Other California Wilderness

The Wilderness Society runs wild land campaigns across California, from the tule elk herds of Berryessa Snow Mountain to the rocky vistas of San Diego county.

We are working to protect rare California wild lands like old growth forests, volcanic cliffs, pristine river gorges, rocky spires and wildflower meadows. Preserving these beautiful places also protects wildlife habitat, enhances recreation and expands wilderness for generations of visitors.

In the last decade, The Wilderness Society and our partners have permanently protected more than one million acres of California’s wilderness. Now we are focused on wild land campaigns that extend across the state.

Berryessa Snow Mountain

Less than 100 miles from the Bay Area and Sacramento, this area is filled with meadows, clear creeks and snow fields. Its rich biodiversity includes wild tule elk, osprey and river otter.

Pinnacles

We’re working to upgrade this national monument to a national park. Near the central coast town of Soledad, it is a volcanic wonderland of spires, caves and California condors.

Bodie Hills

Home to Bodie ghost town, this Eastern Sierra gem is dotted with aspen groves, Sierra views and high plateaus. Visitors can observe pronghorn antelope and greater sage-grouse. 

Northern San Diego County

Pristine river canyons and peaceful rocky vistas dot Agua Tibia and Beauty Mountain. Our goal is to complete wilderness protections here adjacent to Riverside County.

  • Michael Reinemer

    Rather than using taxpayer dollars, the program’s funds come from a small slice of royalties from oil and gas leases in publicly owned offshore waters. 

    The 2017 budget would invest $900 million for conservation and recreation projects, which is the annual amount authorized by the 1964 bill that created this popular program. However, actual funding approved by Congress has traditionally fallen far short of that amount. 

    Alan Rowsome at The Wilderness Society commented:

  • Anonymous

    “The proposed guidelines from the Bureau of Land Management governing natural gas waste are a huge step forward toward ensuring public resources on federal lands are used for Americans’ benefit, and not wasted.

    “For too long, oil and gas companies have been able to vent and flare unlimited quantities of natural gas and ignore massive leaks from outdated infrastructure. These unregulated actions have immense consequences for American taxpayers, who lose out on more than $330 million annually from gas that is not being sold.

  • Jennifer Dickson

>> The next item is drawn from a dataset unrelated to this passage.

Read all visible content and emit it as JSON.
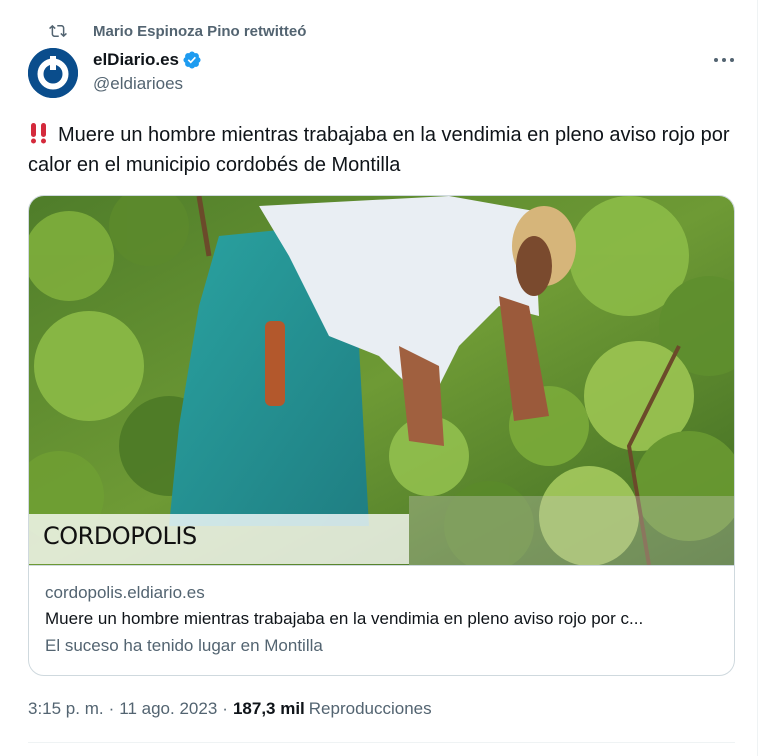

    The 2016 Utah Public Lands Initiative (PLI) draft released by Utah Representative Rob Bishop fails to provide adequate protections for scenic public lands in the state, would undermine bedrock environmental laws and threatens to despoil key public lands.